At the present moment, health care organizations have moved to impose a set of distinct sanctions on interdisciplinary team members who happen to violate social media policies. The sanctions typically vary from one healthcare organization to another but are almost exclusively dependent upon the frequency and severity of the said violation (Kindt, 2013). This process may often begin with the issuing of verbal or written warnings to offenders to inform them of their PHI and the risk of suspension or termination if such behavior persists. Repeat offenders may then face possible termination or suspension if they continue to breach standard policies on patient privacy and other ethical violations. They may also face legal action for this type and, if convicted, may be required to pay fines or also face criminal charges if their actions brought upon direct harm to the patient.
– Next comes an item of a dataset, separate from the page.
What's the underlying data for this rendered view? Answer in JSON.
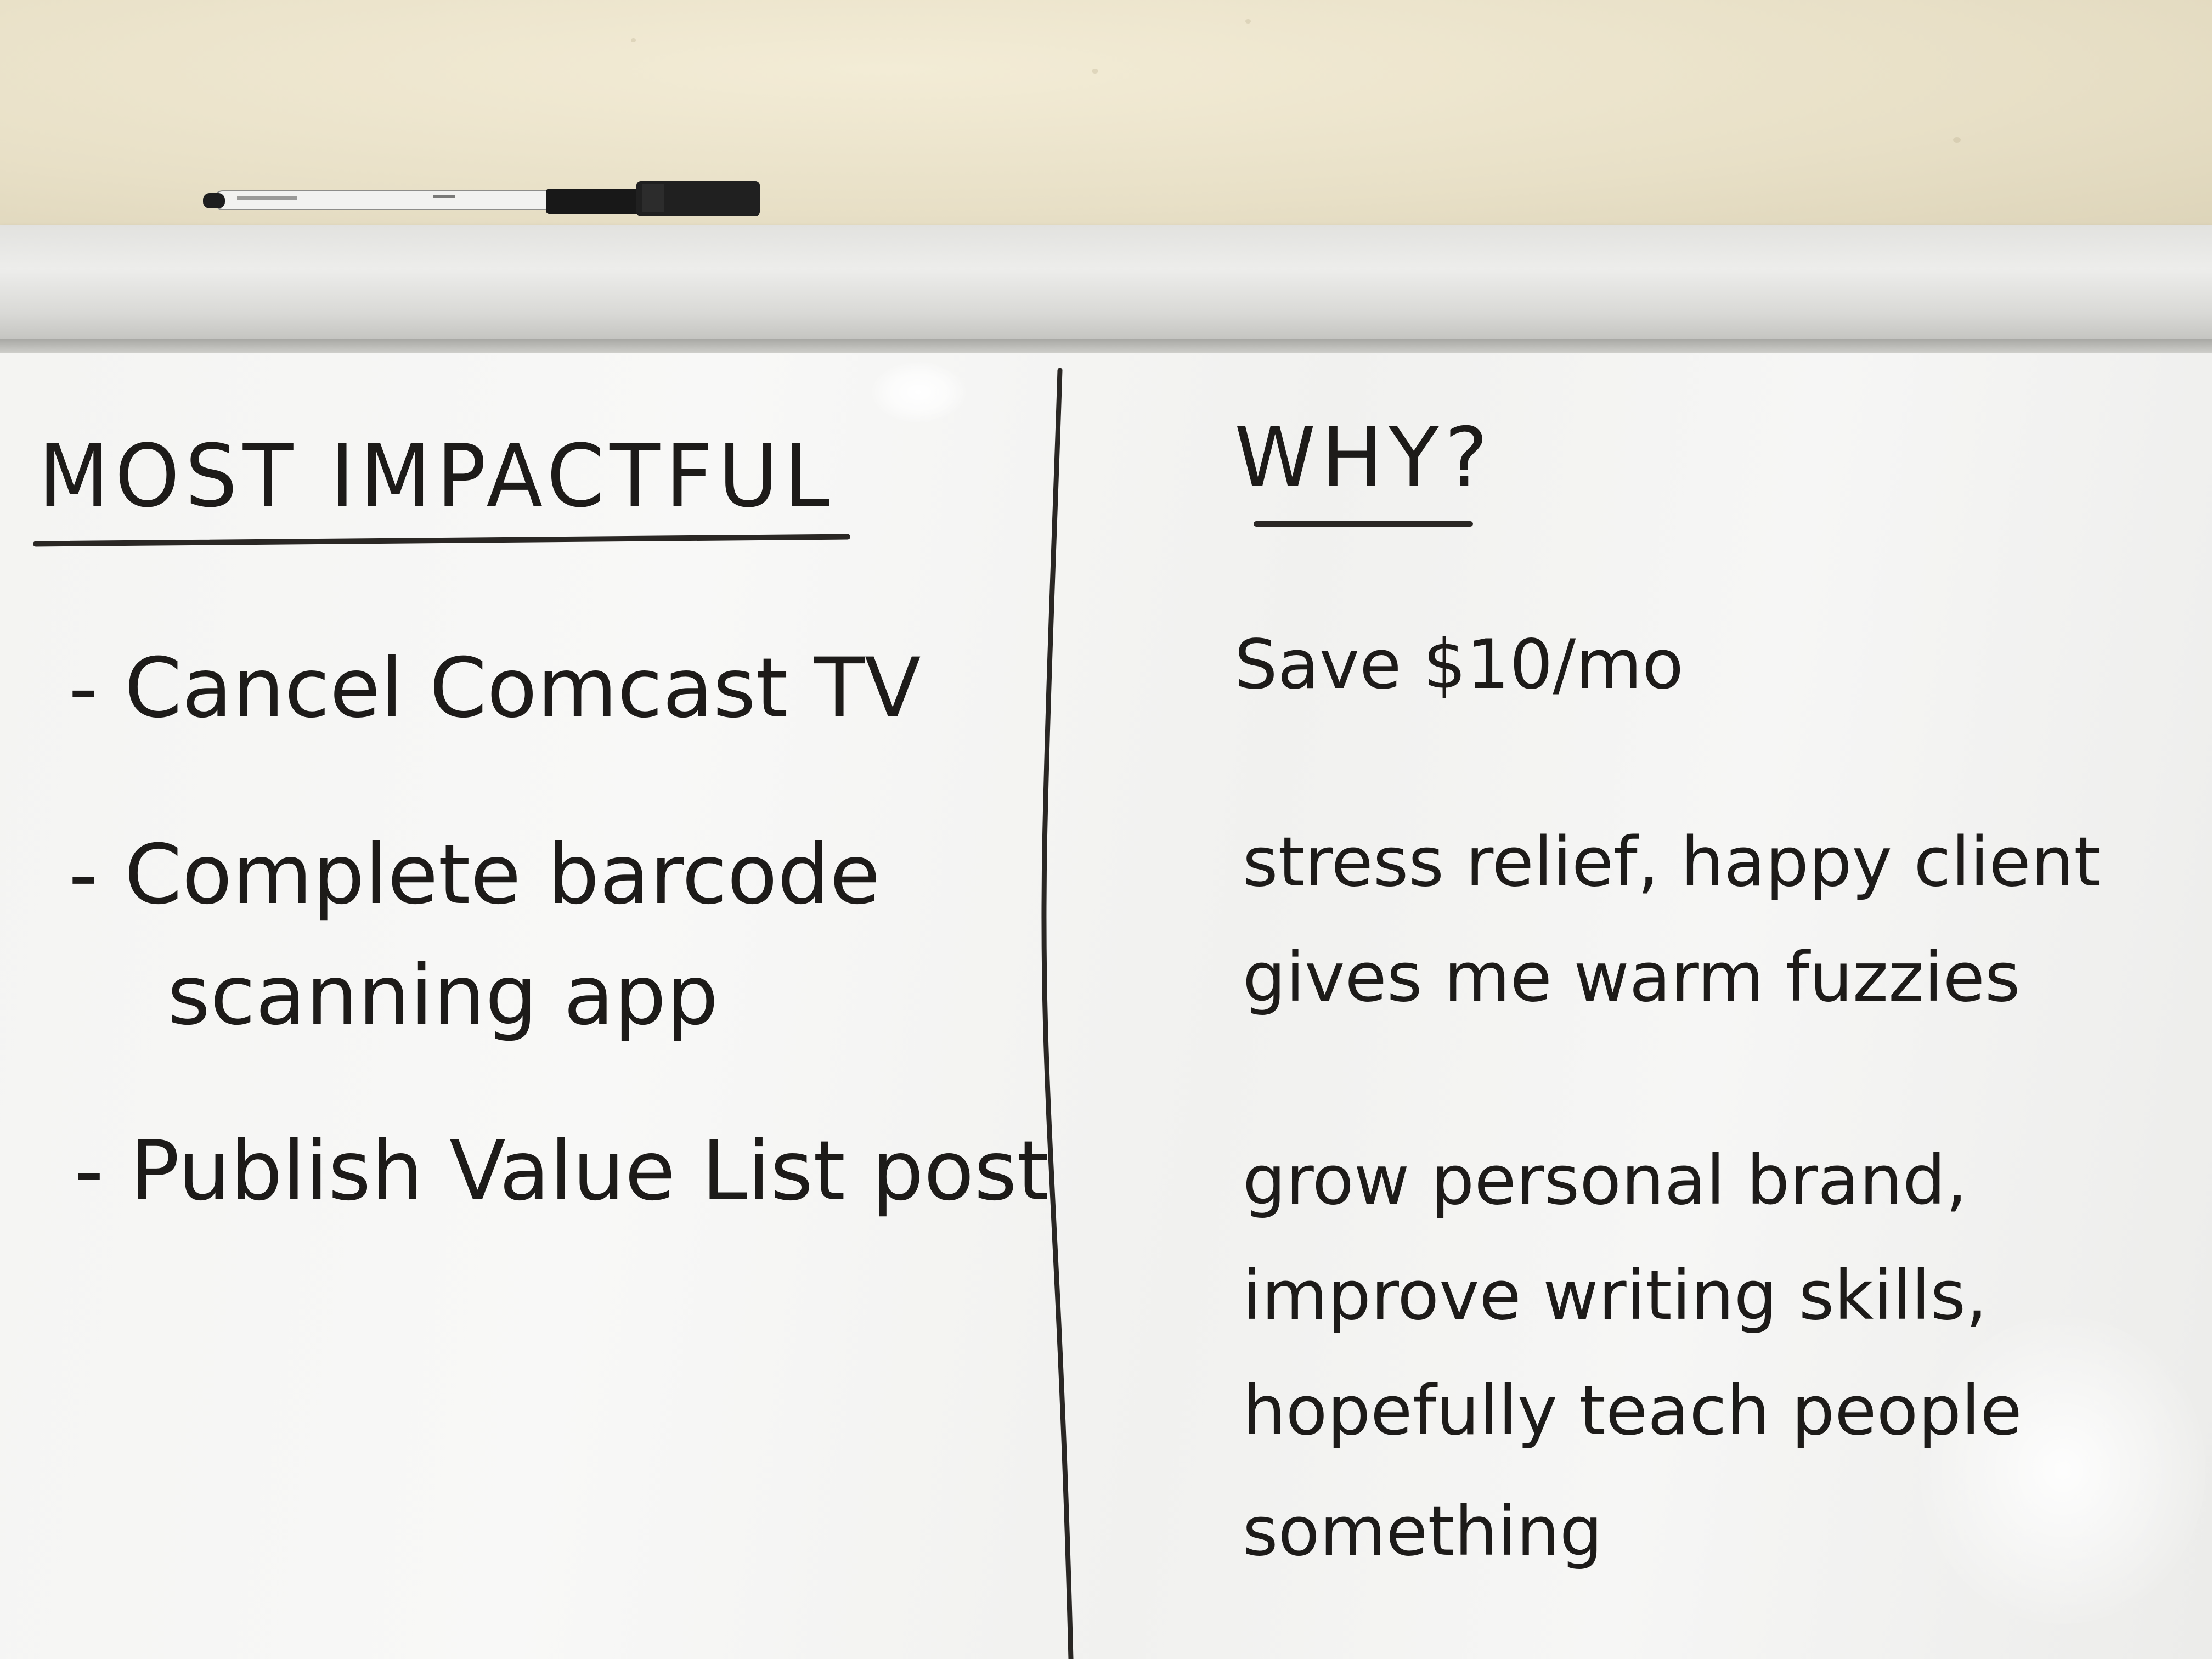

Healthcare organizations have recently resorted to the integration of evidence-based practice (EBP) solutions to prevent inappropriate social media use in relation to Protected Health Information. This is especially relevant considering the massive financial penalties imposed against health care organizations for inappropriate social media use within the clinical environment. Although the fining of health care organizations for inappropriate social media news is not new, the actual penalty may vary depending on the circumstances of each case. For instance, in 2019 the then Office for Civil Rights (OCR) fined a hospital $2.2 million for sharing patient’s Protected Health Information on social media without their consent and the necessary safeguards (HHS, 2020). Today, the most common EBP strategies employed by health care organizations to safeguard patients’ PHI. These include the creation and implementation of robust rules and regulations guiding social media use among clinical staff and a clear outline of consequences for any such violations.